**WHAT YOU WILL DO:** Return the records verbatim.

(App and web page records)

★ ★ ★ ★

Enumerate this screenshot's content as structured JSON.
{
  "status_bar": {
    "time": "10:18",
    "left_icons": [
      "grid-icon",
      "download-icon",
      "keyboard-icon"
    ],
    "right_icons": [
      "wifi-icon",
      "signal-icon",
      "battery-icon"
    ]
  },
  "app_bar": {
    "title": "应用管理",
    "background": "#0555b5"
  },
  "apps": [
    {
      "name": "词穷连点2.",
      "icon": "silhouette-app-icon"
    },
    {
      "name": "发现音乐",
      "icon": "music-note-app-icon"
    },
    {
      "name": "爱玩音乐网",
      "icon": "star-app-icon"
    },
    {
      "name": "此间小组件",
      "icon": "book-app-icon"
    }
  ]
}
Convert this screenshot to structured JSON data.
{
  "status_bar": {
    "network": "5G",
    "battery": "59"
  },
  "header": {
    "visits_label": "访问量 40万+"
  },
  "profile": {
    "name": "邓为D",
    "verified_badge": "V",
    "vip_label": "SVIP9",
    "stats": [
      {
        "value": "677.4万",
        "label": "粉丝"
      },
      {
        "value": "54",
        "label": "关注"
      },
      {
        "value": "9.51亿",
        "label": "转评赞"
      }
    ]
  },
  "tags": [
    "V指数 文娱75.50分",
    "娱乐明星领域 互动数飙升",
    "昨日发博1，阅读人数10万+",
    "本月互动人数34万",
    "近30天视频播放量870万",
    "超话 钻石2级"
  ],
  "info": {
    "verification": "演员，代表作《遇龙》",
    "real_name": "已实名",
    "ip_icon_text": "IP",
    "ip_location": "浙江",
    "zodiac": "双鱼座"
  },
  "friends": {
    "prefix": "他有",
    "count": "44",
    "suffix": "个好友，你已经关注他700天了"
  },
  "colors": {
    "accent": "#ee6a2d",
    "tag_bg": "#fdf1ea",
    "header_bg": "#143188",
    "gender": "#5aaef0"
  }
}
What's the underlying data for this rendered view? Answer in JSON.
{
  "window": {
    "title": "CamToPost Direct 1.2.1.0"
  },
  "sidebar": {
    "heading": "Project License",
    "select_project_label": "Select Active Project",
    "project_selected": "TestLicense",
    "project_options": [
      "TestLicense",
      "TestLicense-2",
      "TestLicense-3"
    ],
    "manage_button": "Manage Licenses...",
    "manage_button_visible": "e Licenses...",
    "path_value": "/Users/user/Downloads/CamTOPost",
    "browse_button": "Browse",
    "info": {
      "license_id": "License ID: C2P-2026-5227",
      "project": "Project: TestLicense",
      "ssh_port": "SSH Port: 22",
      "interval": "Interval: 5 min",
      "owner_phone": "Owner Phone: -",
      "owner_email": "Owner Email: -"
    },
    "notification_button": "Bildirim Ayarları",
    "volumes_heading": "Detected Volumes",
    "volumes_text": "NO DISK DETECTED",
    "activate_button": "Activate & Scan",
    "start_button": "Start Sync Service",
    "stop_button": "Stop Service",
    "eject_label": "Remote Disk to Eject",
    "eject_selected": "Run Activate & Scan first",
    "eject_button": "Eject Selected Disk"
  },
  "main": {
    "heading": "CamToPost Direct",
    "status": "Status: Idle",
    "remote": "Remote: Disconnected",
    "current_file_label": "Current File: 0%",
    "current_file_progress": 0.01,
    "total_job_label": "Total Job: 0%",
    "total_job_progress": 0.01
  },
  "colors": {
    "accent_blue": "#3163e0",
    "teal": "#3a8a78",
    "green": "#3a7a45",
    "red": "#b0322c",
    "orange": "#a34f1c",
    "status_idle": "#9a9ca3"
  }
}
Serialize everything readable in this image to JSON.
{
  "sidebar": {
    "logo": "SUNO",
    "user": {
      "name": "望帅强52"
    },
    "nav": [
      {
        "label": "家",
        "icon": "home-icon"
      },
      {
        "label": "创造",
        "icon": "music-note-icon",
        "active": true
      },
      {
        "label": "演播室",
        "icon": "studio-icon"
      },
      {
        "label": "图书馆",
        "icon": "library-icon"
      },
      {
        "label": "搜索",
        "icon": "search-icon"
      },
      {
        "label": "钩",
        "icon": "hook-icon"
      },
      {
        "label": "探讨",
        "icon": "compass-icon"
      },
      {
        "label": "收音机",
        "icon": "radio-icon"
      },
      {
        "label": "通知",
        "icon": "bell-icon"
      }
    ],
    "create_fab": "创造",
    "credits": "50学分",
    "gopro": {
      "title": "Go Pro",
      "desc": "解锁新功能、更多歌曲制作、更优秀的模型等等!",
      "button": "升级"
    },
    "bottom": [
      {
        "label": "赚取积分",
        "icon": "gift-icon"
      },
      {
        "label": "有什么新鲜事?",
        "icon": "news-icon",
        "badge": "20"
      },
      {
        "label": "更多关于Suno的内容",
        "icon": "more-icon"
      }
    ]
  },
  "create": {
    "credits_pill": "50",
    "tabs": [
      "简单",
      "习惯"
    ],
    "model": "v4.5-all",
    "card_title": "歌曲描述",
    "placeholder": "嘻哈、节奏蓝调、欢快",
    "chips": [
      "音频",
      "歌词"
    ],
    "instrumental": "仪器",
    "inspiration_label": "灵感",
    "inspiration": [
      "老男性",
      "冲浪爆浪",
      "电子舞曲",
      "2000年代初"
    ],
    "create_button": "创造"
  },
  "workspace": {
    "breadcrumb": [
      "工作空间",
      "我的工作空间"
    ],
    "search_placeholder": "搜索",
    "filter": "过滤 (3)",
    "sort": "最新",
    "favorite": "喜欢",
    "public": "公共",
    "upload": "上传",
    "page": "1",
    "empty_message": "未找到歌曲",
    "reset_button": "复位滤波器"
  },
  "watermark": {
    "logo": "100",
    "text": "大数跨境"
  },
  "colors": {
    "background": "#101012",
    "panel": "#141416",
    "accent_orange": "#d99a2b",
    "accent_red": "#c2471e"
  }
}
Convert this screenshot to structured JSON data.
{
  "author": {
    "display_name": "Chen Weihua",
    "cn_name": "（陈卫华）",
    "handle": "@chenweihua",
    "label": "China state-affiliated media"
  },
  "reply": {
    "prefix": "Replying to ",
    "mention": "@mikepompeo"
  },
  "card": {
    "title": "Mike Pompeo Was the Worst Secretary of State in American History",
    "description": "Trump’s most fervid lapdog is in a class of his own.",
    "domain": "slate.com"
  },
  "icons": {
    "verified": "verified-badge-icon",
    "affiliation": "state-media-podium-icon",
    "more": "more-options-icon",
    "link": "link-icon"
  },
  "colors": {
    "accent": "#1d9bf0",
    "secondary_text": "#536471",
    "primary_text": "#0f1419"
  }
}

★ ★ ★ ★

**REPLY:**
Enumerate this screenshot's content as structured JSON.
{
  "status_bar": {
    "time": "10:18",
    "left_icons": [
      "grid-icon",
      "download-icon",
      "keyboard-icon"
    ],
    "right_icons": [
      "wifi-icon",
      "signal-icon",
      "battery-icon"
    ]
  },
  "app_bar": {
    "title": "应用管理",
    "background": "#0555b5"
  },
  "apps": [
    {
      "name": "词穷连点2.",
      "icon": "silhouette-app-icon"
    },
    {
      "name": "发现音乐",
      "icon": "music-note-app-icon"
    },
    {
      "name": "爱玩音乐网",
      "icon": "star-app-icon"
    },
    {
      "name": "此间小组件",
      "icon": "book-app-icon"
    }
  ]
}
Convert this screenshot to structured JSON data.
{
  "status_bar": {
    "network": "5G",
    "battery": "59"
  },
  "header": {
    "visits_label": "访问量 40万+"
  },
  "profile": {
    "name": "邓为D",
    "verified_badge": "V",
    "vip_label": "SVIP9",
    "stats": [
      {
        "value": "677.4万",
        "label": "粉丝"
      },
      {
        "value": "54",
        "label": "关注"
      },
      {
        "value": "9.51亿",
        "label": "转评赞"
      }
    ]
  },
  "tags": [
    "V指数 文娱75.50分",
    "娱乐明星领域 互动数飙升",
    "昨日发博1，阅读人数10万+",
    "本月互动人数34万",
    "近30天视频播放量870万",
    "超话 钻石2级"
  ],
  "info": {
    "verification": "演员，代表作《遇龙》",
    "real_name": "已实名",
    "ip_icon_text": "IP",
    "ip_location": "浙江",
    "zodiac": "双鱼座"
  },
  "friends": {
    "prefix": "他有",
    "count": "44",
    "suffix": "个好友，你已经关注他700天了"
  },
  "colors": {
    "accent": "#ee6a2d",
    "tag_bg": "#fdf1ea",
    "header_bg": "#143188",
    "gender": "#5aaef0"
  }
}
What's the underlying data for this rendered view? Answer in JSON.
{
  "window": {
    "title": "CamToPost Direct 1.2.1.0"
  },
  "sidebar": {
    "heading": "Project License",
    "select_project_label": "Select Active Project",
    "project_selected": "TestLicense",
    "project_options": [
      "TestLicense",
      "TestLicense-2",
      "TestLicense-3"
    ],
    "manage_button": "Manage Licenses...",
    "manage_button_visible": "e Licenses...",
    "path_value": "/Users/user/Downloads/CamTOPost",
    "browse_button": "Browse",
    "info": {
      "license_id": "License ID: C2P-2026-5227",
      "project": "Project: TestLicense",
      "ssh_port": "SSH Port: 22",
      "interval": "Interval: 5 min",
      "owner_phone": "Owner Phone: -",
      "owner_email": "Owner Email: -"
    },
    "notification_button": "Bildirim Ayarları",
    "volumes_heading": "Detected Volumes",
    "volumes_text": "NO DISK DETECTED",
    "activate_button": "Activate & Scan",
    "start_button": "Start Sync Service",
    "stop_button": "Stop Service",
    "eject_label": "Remote Disk to Eject",
    "eject_selected": "Run Activate & Scan first",
    "eject_button": "Eject Selected Disk"
  },
  "main": {
    "heading": "CamToPost Direct",
    "status": "Status: Idle",
    "remote": "Remote: Disconnected",
    "current_file_label": "Current File: 0%",
    "current_file_progress": 0.01,
    "total_job_label": "Total Job: 0%",
    "total_job_progress": 0.01
  },
  "colors": {
    "accent_blue": "#3163e0",
    "teal": "#3a8a78",
    "green": "#3a7a45",
    "red": "#b0322c",
    "orange": "#a34f1c",
    "status_idle": "#9a9ca3"
  }
}
Serialize everything readable in this image to JSON.
{
  "sidebar": {
    "logo": "SUNO",
    "user": {
      "name": "望帅强52"
    },
    "nav": [
      {
        "label": "家",
        "icon": "home-icon"
      },
      {
        "label": "创造",
        "icon": "music-note-icon",
        "active": true
      },
      {
        "label": "演播室",
        "icon": "studio-icon"
      },
      {
        "label": "图书馆",
        "icon": "library-icon"
      },
      {
        "label": "搜索",
        "icon": "search-icon"
      },
      {
        "label": "钩",
        "icon": "hook-icon"
      },
      {
        "label": "探讨",
        "icon": "compass-icon"
      },
      {
        "label": "收音机",
        "icon": "radio-icon"
      },
      {
        "label": "通知",
        "icon": "bell-icon"
      }
    ],
    "create_fab": "创造",
    "credits": "50学分",
    "gopro": {
      "title": "Go Pro",
      "desc": "解锁新功能、更多歌曲制作、更优秀的模型等等!",
      "button": "升级"
    },
    "bottom": [
      {
        "label": "赚取积分",
        "icon": "gift-icon"
      },
      {
        "label": "有什么新鲜事?",
        "icon": "news-icon",
        "badge": "20"
      },
      {
        "label": "更多关于Suno的内容",
        "icon": "more-icon"
      }
    ]
  },
  "create": {
    "credits_pill": "50",
    "tabs": [
      "简单",
      "习惯"
    ],
    "model": "v4.5-all",
    "card_title": "歌曲描述",
    "placeholder": "嘻哈、节奏蓝调、欢快",
    "chips": [
      "音频",
      "歌词"
    ],
    "instrumental": "仪器",
    "inspiration_label": "灵感",
    "inspiration": [
      "老男性",
      "冲浪爆浪",
      "电子舞曲",
      "2000年代初"
    ],
    "create_button": "创造"
  },
  "workspace": {
    "breadcrumb": [
      "工作空间",
      "我的工作空间"
    ],
    "search_placeholder": "搜索",
    "filter": "过滤 (3)",
    "sort": "最新",
    "favorite": "喜欢",
    "public": "公共",
    "upload": "上传",
    "page": "1",
    "empty_message": "未找到歌曲",
    "reset_button": "复位滤波器"
  },
  "watermark": {
    "logo": "100",
    "text": "大数跨境"
  },
  "colors": {
    "background": "#101012",
    "panel": "#141416",
    "accent_orange": "#d99a2b",
    "accent_red": "#c2471e"
  }
}
Convert this screenshot to structured JSON data.
{
  "author": {
    "display_name": "Chen Weihua",
    "cn_name": "（陈卫华）",
    "handle": "@chenweihua",
    "label": "China state-affiliated media"
  },
  "reply": {
    "prefix": "Replying to ",
    "mention": "@mikepompeo"
  },
  "card": {
    "title": "Mike Pompeo Was the Worst Secretary of State in American History",
    "description": "Trump’s most fervid lapdog is in a class of his own.",
    "domain": "slate.com"
  },
  "icons": {
    "verified": "verified-badge-icon",
    "affiliation": "state-media-podium-icon",
    "more": "more-options-icon",
    "link": "link-icon"
  },
  "colors": {
    "accent": "#1d9bf0",
    "secondary_text": "#536471",
    "primary_text": "#0f1419"
  }
}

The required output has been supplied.